Problem to solve: Work out how many lines in the data below contain the string "TODAY", and reply with that figure alone.

[Element data from apps and pages]

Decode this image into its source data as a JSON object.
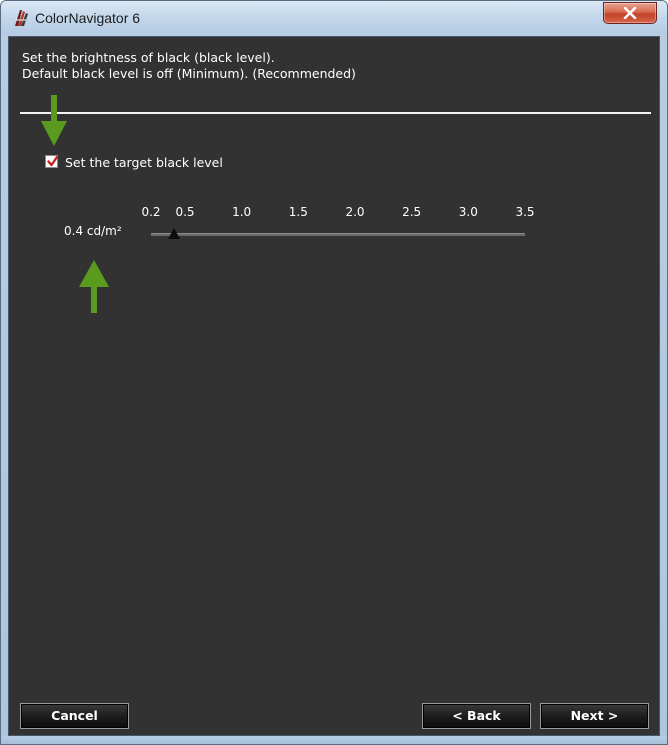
{
  "window": {
    "title": "ColorNavigator 6",
    "icon": "colornavigator-app-icon",
    "close_icon": "close-icon"
  },
  "instructions": {
    "line1": "Set the brightness of black (black level).",
    "line2": "Default black level is off (Minimum). (Recommended)"
  },
  "target_black": {
    "checkbox_label": "Set the target black level",
    "checked": true,
    "value_label": "0.4 cd/m²",
    "slider": {
      "min": 0.2,
      "max": 3.5,
      "value": 0.4,
      "ticks": [
        {
          "label": "0.2",
          "value": 0.2
        },
        {
          "label": "0.5",
          "value": 0.5
        },
        {
          "label": "1.0",
          "value": 1.0
        },
        {
          "label": "1.5",
          "value": 1.5
        },
        {
          "label": "2.0",
          "value": 2.0
        },
        {
          "label": "2.5",
          "value": 2.5
        },
        {
          "label": "3.0",
          "value": 3.0
        },
        {
          "label": "3.5",
          "value": 3.5
        }
      ]
    }
  },
  "buttons": {
    "cancel": "Cancel",
    "back": "< Back",
    "next": "Next >"
  },
  "colors": {
    "client_bg": "#323232",
    "annotation_arrow": "#5a9a1e",
    "checkmark": "#c8201c"
  }
}
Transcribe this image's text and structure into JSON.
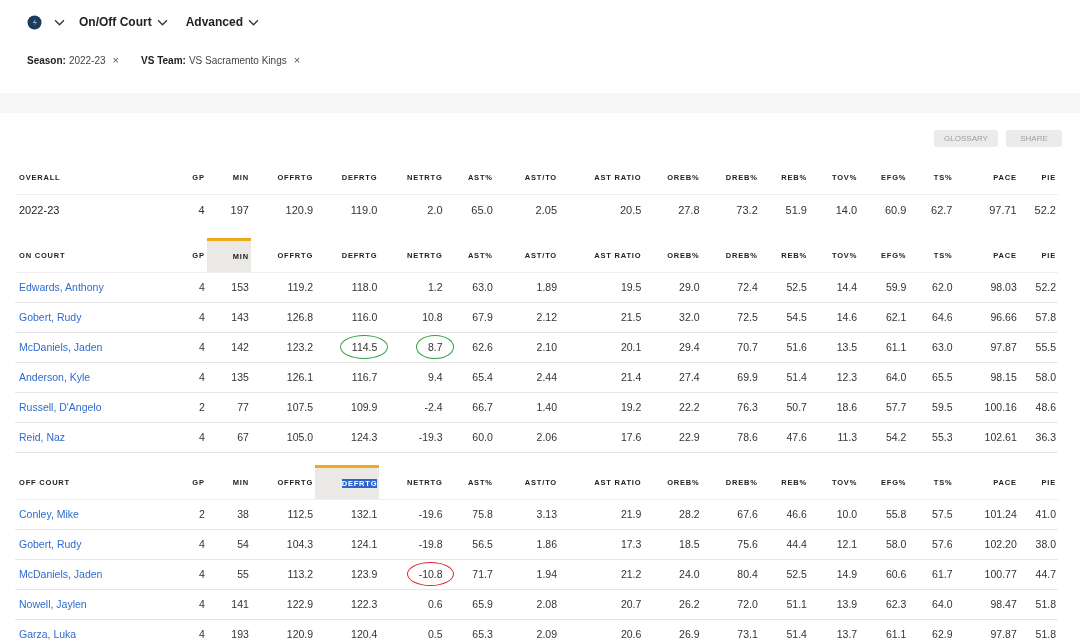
{
  "toolbar": {
    "menus": [
      {
        "label": "On/Off Court"
      },
      {
        "label": "Advanced"
      }
    ]
  },
  "filters": [
    {
      "key": "Season:",
      "value": "2022-23",
      "remove": "×"
    },
    {
      "key": "VS Team:",
      "value": "VS Sacramento Kings",
      "remove": "×"
    }
  ],
  "actions": [
    "GLOSSARY",
    "SHARE"
  ],
  "tables": [
    {
      "columns": [
        {
          "label": "OVERALL",
          "sorted": false,
          "highlighted": false
        },
        {
          "label": "GP",
          "sorted": false,
          "highlighted": false
        },
        {
          "label": "MIN",
          "sorted": false,
          "highlighted": false
        },
        {
          "label": "OFFRTG",
          "sorted": false,
          "highlighted": false
        },
        {
          "label": "DEFRTG",
          "sorted": false,
          "highlighted": false
        },
        {
          "label": "NETRTG",
          "sorted": false,
          "highlighted": false
        },
        {
          "label": "AST%",
          "sorted": false,
          "highlighted": false
        },
        {
          "label": "AST/TO",
          "sorted": false,
          "highlighted": false
        },
        {
          "label": "AST RATIO",
          "sorted": false,
          "highlighted": false
        },
        {
          "label": "OREB%",
          "sorted": false,
          "highlighted": false
        },
        {
          "label": "DREB%",
          "sorted": false,
          "highlighted": false
        },
        {
          "label": "REB%",
          "sorted": false,
          "highlighted": false
        },
        {
          "label": "TOV%",
          "sorted": false,
          "highlighted": false
        },
        {
          "label": "EFG%",
          "sorted": false,
          "highlighted": false
        },
        {
          "label": "TS%",
          "sorted": false,
          "highlighted": false
        },
        {
          "label": "PACE",
          "sorted": false,
          "highlighted": false
        },
        {
          "label": "PIE",
          "sorted": false,
          "highlighted": false
        }
      ],
      "rows": [
        {
          "name": "2022-23",
          "link": false,
          "values": [
            "4",
            "197",
            "120.9",
            "119.0",
            "2.0",
            "65.0",
            "2.05",
            "20.5",
            "27.8",
            "73.2",
            "51.9",
            "14.0",
            "60.9",
            "62.7",
            "97.71",
            "52.2"
          ]
        }
      ]
    },
    {
      "columns": [
        {
          "label": "ON COURT",
          "sorted": false,
          "highlighted": false
        },
        {
          "label": "GP",
          "sorted": false,
          "highlighted": false
        },
        {
          "label": "MIN",
          "sorted": true,
          "highlighted": false
        },
        {
          "label": "OFFRTG",
          "sorted": false,
          "highlighted": false
        },
        {
          "label": "DEFRTG",
          "sorted": false,
          "highlighted": false
        },
        {
          "label": "NETRTG",
          "sorted": false,
          "highlighted": false
        },
        {
          "label": "AST%",
          "sorted": false,
          "highlighted": false
        },
        {
          "label": "AST/TO",
          "sorted": false,
          "highlighted": false
        },
        {
          "label": "AST RATIO",
          "sorted": false,
          "highlighted": false
        },
        {
          "label": "OREB%",
          "sorted": false,
          "highlighted": false
        },
        {
          "label": "DREB%",
          "sorted": false,
          "highlighted": false
        },
        {
          "label": "REB%",
          "sorted": false,
          "highlighted": false
        },
        {
          "label": "TOV%",
          "sorted": false,
          "highlighted": false
        },
        {
          "label": "EFG%",
          "sorted": false,
          "highlighted": false
        },
        {
          "label": "TS%",
          "sorted": false,
          "highlighted": false
        },
        {
          "label": "PACE",
          "sorted": false,
          "highlighted": false
        },
        {
          "label": "PIE",
          "sorted": false,
          "highlighted": false
        }
      ],
      "rows": [
        {
          "name": "Edwards, Anthony",
          "link": true,
          "values": [
            "4",
            "153",
            "119.2",
            "118.0",
            "1.2",
            "63.0",
            "1.89",
            "19.5",
            "29.0",
            "72.4",
            "52.5",
            "14.4",
            "59.9",
            "62.0",
            "98.03",
            "52.2"
          ]
        },
        {
          "name": "Gobert, Rudy",
          "link": true,
          "values": [
            "4",
            "143",
            "126.8",
            "116.0",
            "10.8",
            "67.9",
            "2.12",
            "21.5",
            "32.0",
            "72.5",
            "54.5",
            "14.6",
            "62.1",
            "64.6",
            "96.66",
            "57.8"
          ]
        },
        {
          "name": "McDaniels, Jaden",
          "link": true,
          "values": [
            "4",
            "142",
            "123.2",
            {
              "text": "114.5",
              "color": "#2ea043"
            },
            {
              "text": "8.7",
              "color": "#2ea043"
            },
            "62.6",
            "2.10",
            "20.1",
            "29.4",
            "70.7",
            "51.6",
            "13.5",
            "61.1",
            "63.0",
            "97.87",
            "55.5"
          ]
        },
        {
          "name": "Anderson, Kyle",
          "link": true,
          "values": [
            "4",
            "135",
            "126.1",
            "116.7",
            "9.4",
            "65.4",
            "2.44",
            "21.4",
            "27.4",
            "69.9",
            "51.4",
            "12.3",
            "64.0",
            "65.5",
            "98.15",
            "58.0"
          ]
        },
        {
          "name": "Russell, D'Angelo",
          "link": true,
          "values": [
            "2",
            "77",
            "107.5",
            "109.9",
            "-2.4",
            "66.7",
            "1.40",
            "19.2",
            "22.2",
            "76.3",
            "50.7",
            "18.6",
            "57.7",
            "59.5",
            "100.16",
            "48.6"
          ]
        },
        {
          "name": "Reid, Naz",
          "link": true,
          "values": [
            "4",
            "67",
            "105.0",
            "124.3",
            "-19.3",
            "60.0",
            "2.06",
            "17.6",
            "22.9",
            "78.6",
            "47.6",
            "11.3",
            "54.2",
            "55.3",
            "102.61",
            "36.3"
          ]
        }
      ]
    },
    {
      "columns": [
        {
          "label": "OFF COURT",
          "sorted": false,
          "highlighted": false
        },
        {
          "label": "GP",
          "sorted": false,
          "highlighted": false
        },
        {
          "label": "MIN",
          "sorted": false,
          "highlighted": false
        },
        {
          "label": "OFFRTG",
          "sorted": false,
          "highlighted": false
        },
        {
          "label": "DEFRTG",
          "sorted": true,
          "highlighted": true
        },
        {
          "label": "NETRTG",
          "sorted": false,
          "highlighted": false
        },
        {
          "label": "AST%",
          "sorted": false,
          "highlighted": false
        },
        {
          "label": "AST/TO",
          "sorted": false,
          "highlighted": false
        },
        {
          "label": "AST RATIO",
          "sorted": false,
          "highlighted": false
        },
        {
          "label": "OREB%",
          "sorted": false,
          "highlighted": false
        },
        {
          "label": "DREB%",
          "sorted": false,
          "highlighted": false
        },
        {
          "label": "REB%",
          "sorted": false,
          "highlighted": false
        },
        {
          "label": "TOV%",
          "sorted": false,
          "highlighted": false
        },
        {
          "label": "EFG%",
          "sorted": false,
          "highlighted": false
        },
        {
          "label": "TS%",
          "sorted": false,
          "highlighted": false
        },
        {
          "label": "PACE",
          "sorted": false,
          "highlighted": false
        },
        {
          "label": "PIE",
          "sorted": false,
          "highlighted": false
        }
      ],
      "rows": [
        {
          "name": "Conley, Mike",
          "link": true,
          "values": [
            "2",
            "38",
            "112.5",
            "132.1",
            "-19.6",
            "75.8",
            "3.13",
            "21.9",
            "28.2",
            "67.6",
            "46.6",
            "10.0",
            "55.8",
            "57.5",
            "101.24",
            "41.0"
          ]
        },
        {
          "name": "Gobert, Rudy",
          "link": true,
          "values": [
            "4",
            "54",
            "104.3",
            "124.1",
            "-19.8",
            "56.5",
            "1.86",
            "17.3",
            "18.5",
            "75.6",
            "44.4",
            "12.1",
            "58.0",
            "57.6",
            "102.20",
            "38.0"
          ]
        },
        {
          "name": "McDaniels, Jaden",
          "link": true,
          "values": [
            "4",
            "55",
            "113.2",
            "123.9",
            {
              "text": "-10.8",
              "color": "#e0242b"
            },
            "71.7",
            "1.94",
            "21.2",
            "24.0",
            "80.4",
            "52.5",
            "14.9",
            "60.6",
            "61.7",
            "100.77",
            "44.7"
          ]
        },
        {
          "name": "Nowell, Jaylen",
          "link": true,
          "values": [
            "4",
            "141",
            "122.9",
            "122.3",
            "0.6",
            "65.9",
            "2.08",
            "20.7",
            "26.2",
            "72.0",
            "51.1",
            "13.9",
            "62.3",
            "64.0",
            "98.47",
            "51.8"
          ]
        },
        {
          "name": "Garza, Luka",
          "link": true,
          "values": [
            "4",
            "193",
            "120.9",
            "120.4",
            "0.5",
            "65.3",
            "2.09",
            "20.6",
            "26.9",
            "73.1",
            "51.4",
            "13.7",
            "61.1",
            "62.9",
            "97.87",
            "51.8"
          ]
        }
      ]
    }
  ]
}
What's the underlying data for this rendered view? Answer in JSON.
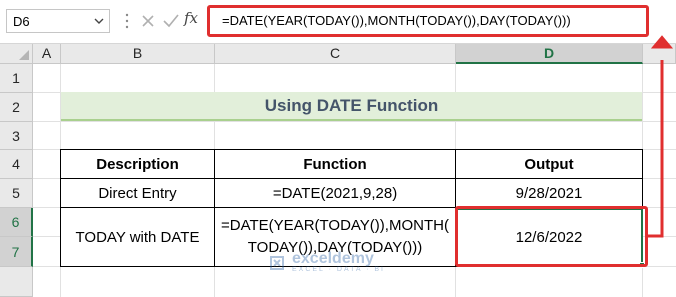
{
  "formula_bar": {
    "name_box": "D6",
    "fx_label": "fx",
    "formula": "=DATE(YEAR(TODAY()),MONTH(TODAY()),DAY(TODAY()))"
  },
  "columns": [
    "A",
    "B",
    "C",
    "D"
  ],
  "rows": [
    "1",
    "2",
    "3",
    "4",
    "5",
    "6",
    "7"
  ],
  "selected_column": "D",
  "selected_rows": [
    "6",
    "7"
  ],
  "title": "Using DATE Function",
  "table": {
    "headers": [
      "Description",
      "Function",
      "Output"
    ],
    "rows": [
      {
        "description": "Direct Entry",
        "function": "=DATE(2021,9,28)",
        "output": "9/28/2021"
      },
      {
        "description": "TODAY with DATE",
        "function_line1": "=DATE(YEAR(TODAY()),MONTH(",
        "function_line2": "TODAY()),DAY(TODAY()))",
        "output": "12/6/2022"
      }
    ]
  },
  "watermark": {
    "name": "exceldemy",
    "tagline": "EXCEL · DATA · BI"
  },
  "colors": {
    "title_fill": "#e2efda",
    "title_text": "#44546a",
    "annotation_red": "#e02f2f",
    "excel_green": "#217346"
  }
}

Solution for this task: 4